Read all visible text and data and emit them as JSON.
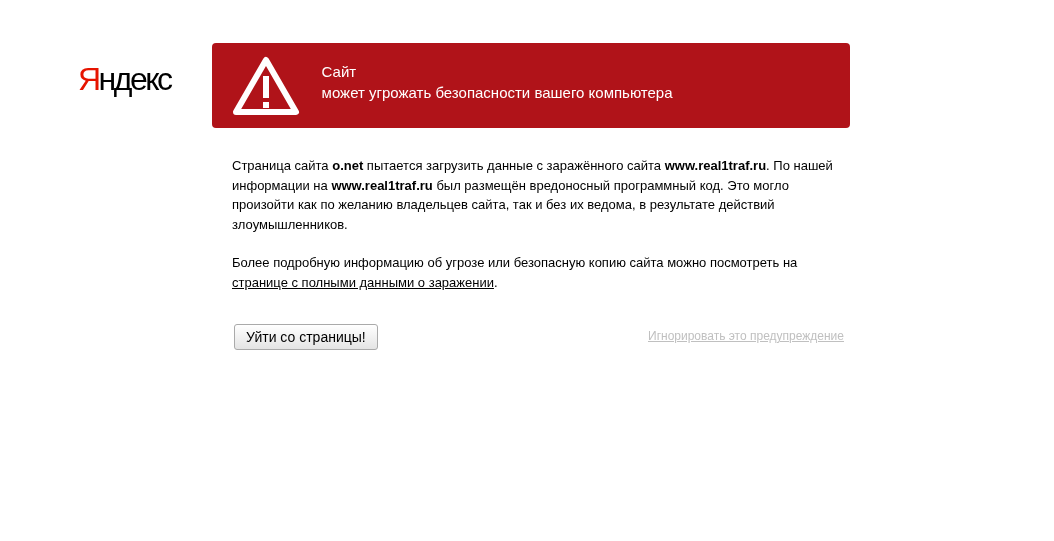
{
  "logo": {
    "first_letter": "Я",
    "rest": "ндекс"
  },
  "warning": {
    "line_1": "Сайт",
    "line_2": "может угрожать безопасности вашего компьютера"
  },
  "paragraphs": [
    {
      "text": "Страница сайта **o.net** пытается загрузить данные с заражённого сайта **www.real1traf.ru**. По нашей информации на **www.real1traf.ru** был размещён вредоносный программный код. Это могло произойти как по желанию владельцев сайта, так и без их ведома, в результате действий злоумышленников."
    },
    {
      "text": "Более подробную информацию об угрозе или безопасную копию сайта можно посмотреть на",
      "link": "странице с полными данными о заражении",
      "after": "."
    }
  ],
  "leave_button": "Уйти со страницы!",
  "ignore_link": "Игнорировать это предупреждение"
}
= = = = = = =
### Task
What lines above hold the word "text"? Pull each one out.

### Output below
Read all visible text and data and emit them as JSON.
      "text": "Страница сайта **o.net** пытается загрузить данные с заражённого сайта **www.real1traf.ru**. По нашей информации на **www.real1traf.ru** был размещён вредоносный программный код. Это могло произойти как по желанию владельцев сайта, так и без их ведома, в результате действий злоумышленников."
      "text": "Более подробную информацию об угрозе или безопасную копию сайта можно посмотреть на",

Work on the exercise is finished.